September 18, 2006 11:25 PM
The capital costs for these types of buses ("cutaway" buses) are lower than full-size transit buses. However, they do not last nearly as long as the heavier-duty full-size buses. We retire ours after 5-6 years, while I believe TriMet uses theirs for 12 years or more. And I would also agree that the operating costs are probably not so different.
September 19, 2006 7:38 AM
The solution is simple... put in place competition. Of course actually applying market dynamics to transit seems to be unheard of in these parts but that would do it.
As long as the Politicians and Unions have say, transit won't be truly efficient. The amount of efficiency and cost savings to the citizens of this area could be massive if they got their act, and fear of "market" based choices under control.
I asked the same question months ago. Why are full size busses run on routes like #47. Cut the bus size and run more frequently. You'll get more people and the costs would go down...
...but then without much hesitation I thought to myself... the cost is the driver not the bus.
It's a pitty.
September 19, 2006 8:18 AM
Chris Smith Says:
Adron, that's why I asked about the skills and training. In an efficient labor market, if driving a small bus requires the same skills and training, why would an operator accept a lower salery for driving the smaller vehicle?
There's also the ADA angle. Our standards are more stringent than Canada's, which in turn are more stringent than Europe's.
Can the market deliver good transportation choices to the disabled?
September 19, 2006 8:20 PM
Jason McHuff Says:
I would say that the smaller buses should definately be easier to handle. After all, the front ends are just like on pickups--low to the ground and behind the front axle. Besides, there is not the stress of dealing with high passenger loads and pavement damage should be less. However, the union insists on one-payscale-fits-all and would not recognize the fact that say, Lines 72 and 84 are completely different. That being said, I have herd that TriMet did use LIFT-type buses on some of the Westside MAX shuttles (Orenco/Quatama).

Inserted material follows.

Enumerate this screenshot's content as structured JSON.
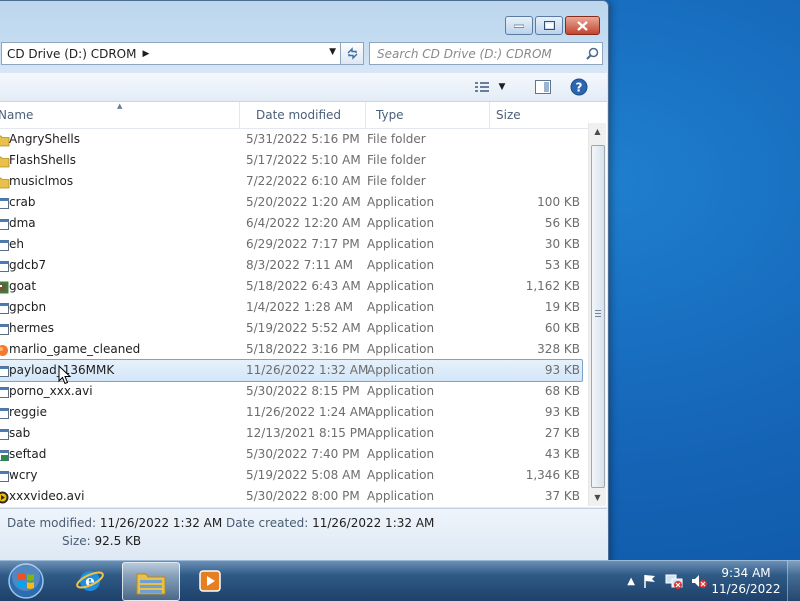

Also, another thing that may encourage interaction between people on the bus is that smaller systems tend to have trips with more regular riders/operators. I occasionally take the Salem bus and there is still some camaraderie.

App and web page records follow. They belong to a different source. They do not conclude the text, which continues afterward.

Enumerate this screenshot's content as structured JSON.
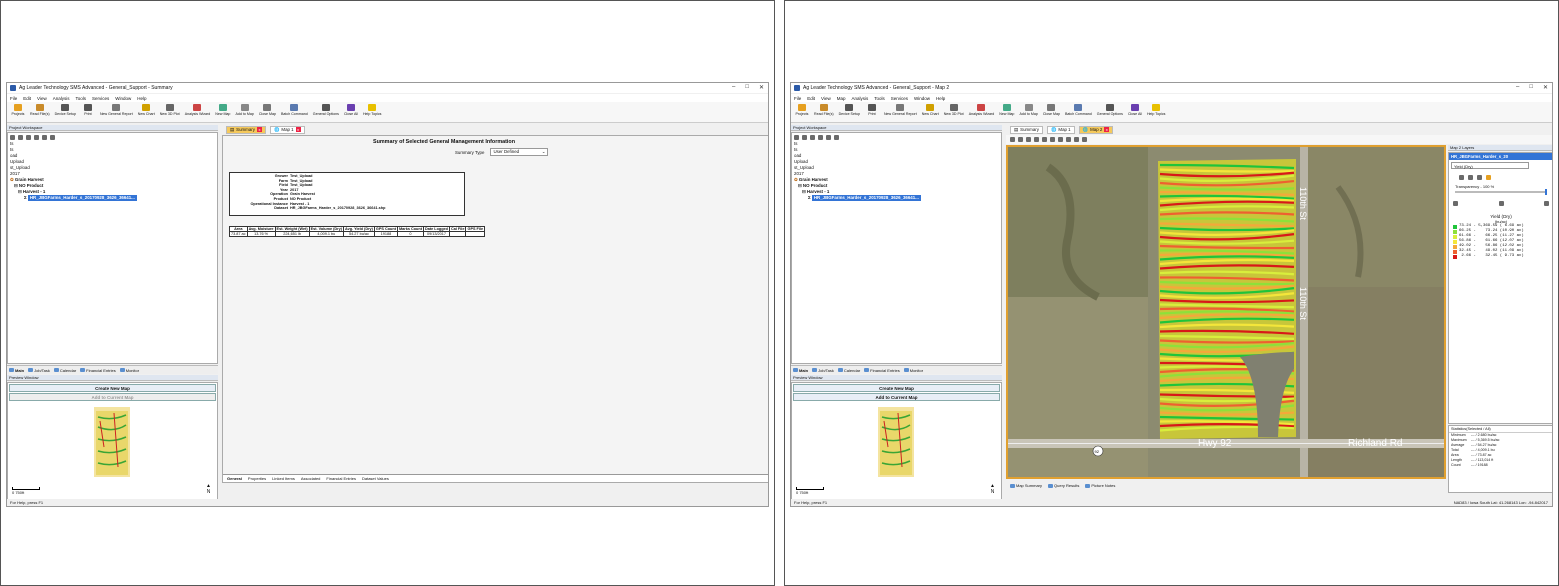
{
  "left": {
    "title": "Ag Leader Technology SMS Advanced - General_Support - Summary",
    "menu": [
      "File",
      "Edit",
      "View",
      "Analysis",
      "Tools",
      "Services",
      "Window",
      "Help"
    ],
    "toolbar": [
      "Projects",
      "Read File(s)",
      "Device Setup",
      "Print",
      "New General Report",
      "New Chart",
      "New 3D Plot",
      "Analysis Wizard",
      "New Map",
      "Add to Map",
      "Close Map",
      "Batch Command",
      "General Options",
      "Close All",
      "Help Topics"
    ],
    "workspace_title": "Project Workspace",
    "tree": [
      "ts",
      "ts",
      "oad",
      "Upload",
      "st_Upload",
      "2017",
      "Grain Harvest",
      "NO Product",
      "Harvest - 1",
      "HR_JBGFarms_Harder_s_20170928_3626_36641..."
    ],
    "ws_tabs": [
      "Main",
      "Job/Task",
      "Calendar",
      "Financial Entries",
      "Monitor"
    ],
    "preview_title": "Preview Window",
    "create_map": "Create New Map",
    "add_current": "Add to Current Map",
    "scale": "0      750ft",
    "north": "N",
    "status": "For Help, press F1",
    "doc_tabs": [
      "Summary",
      "Map 1"
    ],
    "report_title": "Summary of Selected General Management Information",
    "summary_type_label": "Summary Type",
    "summary_type_value": "User Defined",
    "info": [
      [
        "Grower",
        "Test_Upload"
      ],
      [
        "Farm",
        "Test_Upload"
      ],
      [
        "Field",
        "Test_Upload"
      ],
      [
        "Year",
        "2017"
      ],
      [
        "Operation",
        "Grain Harvest"
      ],
      [
        "Product",
        "NO Product"
      ],
      [
        "Operational Instance",
        "Harvest - 1"
      ],
      [
        "Dataset",
        "HR_JBGFarms_Harder_s_20170928_3626_36641.shp"
      ]
    ],
    "table_headers": [
      "Area",
      "Avg. Moisture",
      "Est. Weight (Wet)",
      "Est. Volume (Dry)",
      "Avg. Yield (Dry)",
      "GPS Count",
      "Marks Count",
      "Date Logged",
      "Cal File",
      "GPS File"
    ],
    "table_row": [
      "73.87 ac",
      "13.76 %",
      "224,651 lb",
      "4,009.1 bu",
      "54.27 bu/ac",
      "19188",
      "0",
      "09/13/2017",
      "",
      ""
    ],
    "bottom_tabs": [
      "General",
      "Properties",
      "Linked Items",
      "Associated",
      "Financial Entries",
      "Dataset Values"
    ]
  },
  "right": {
    "title": "Ag Leader Technology SMS Advanced - General_Support - Map 2",
    "menu": [
      "File",
      "Edit",
      "View",
      "Map",
      "Analysis",
      "Tools",
      "Services",
      "Window",
      "Help"
    ],
    "doc_tabs": [
      "Summary",
      "Map 1",
      "Map 2"
    ],
    "layers_title": "Map 2 Layers",
    "layer_name": "HR_JBGFarms_Harder_s_20",
    "layer_attr": "Yield (Dry)",
    "transparency": "Transparency - 100 %",
    "legend_title": "Yield (Dry)",
    "legend_unit": "(bu/ac)",
    "legend": [
      {
        "range": "73.24 - 5,369.59 ( 6.69 ac)",
        "color": "#1fc43a"
      },
      {
        "range": "66.25 -    73.24 (10.90 ac)",
        "color": "#8ee03a"
      },
      {
        "range": "61.66 -    66.25 (11.27 ac)",
        "color": "#d9ee3c"
      },
      {
        "range": "56.86 -    61.66 (12.07 ac)",
        "color": "#f4e63a"
      },
      {
        "range": "49.02 -    56.86 (12.02 ac)",
        "color": "#f4a83a"
      },
      {
        "range": "32.45 -    49.02 (11.09 ac)",
        "color": "#ee6030"
      },
      {
        "range": " 2.66 -    32.45 ( 9.73 ac)",
        "color": "#d81818"
      }
    ],
    "stats_title": "Statistics(Selected / All)",
    "stats": [
      [
        "Minimum",
        "--- / 2.680 bu/ac"
      ],
      [
        "Maximum",
        "--- / 5,369.5 bu/ac"
      ],
      [
        "Average",
        "--- / 54.27 bu/ac"
      ],
      [
        "Total",
        "--- / 4,009.1 bu"
      ],
      [
        "Area",
        "--- / 73.87 ac"
      ],
      [
        "Length",
        "--- / 113,014 ft"
      ],
      [
        "Count",
        "--- / 19188"
      ]
    ],
    "road_labels": {
      "hwy": "Hwy 92",
      "richland": "Richland Rd",
      "n_road": "110th St",
      "road_shield": "92"
    },
    "map_tabs": [
      "Map Summary",
      "Query Results",
      "Picture Notes"
    ],
    "coords": "NAD83 / Iowa South   Lat: 41.268143  Lon: -94.842017"
  }
}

September 19, 2006 11:24 PM
Erik Halstead Says:
TriMet (well, then it was Tri-Met) did use cutaway busses when it introduced a series of routes known as "The Local".
In fact, one print advertisement Tri-Met had pictured a cul-de-sac of homes, each with a "The Local" bus in the driveway. The busses had unique wrap designs and did not have advertising racks. Later, the wraps were removed and the busses reverted to the standard colors on the LIFT busses...and now the busses are just LIFT busses (you can tell them apart because of the roll-style destination signs are still installed, which of course are no longer used.)
I frequently rode one such route, 50s (Cornell Oaks), and after a few months, Tri-Met began using the 1900 series busses (30' Flxible Metro) instead of the cutaway. My understanding at the time was that the drivers (who were regular TriMet drivers, not contracted) preferred the larger vehicles, and so did the passengers.
I know that these busses were also used on route 60 (Leahy Road), 53s (Arctic/Allen), and several of the 4Xs Hillsboro/Tanasbourne area shuttles, several Oregon City local routes, and a couple routes out of Gresham. I know some of these routes have since been discontinued due to low ridership (i.e. 50s).
However, King County Metro has successfully used cutaways on some of its more remote, local service routes - and of course most smaller transit agencies use them exclusively (i.e. Yamhill County, Tillamook County, Columbia County, SAM and CAT.) OHSU uses them for shuttle routes between Marquam Hill and downtown; as do a number of airporter companies, RAZ Transportation (Intel and Nike employee shuttles), Providence St. Vincent Hospital shuttle, etc.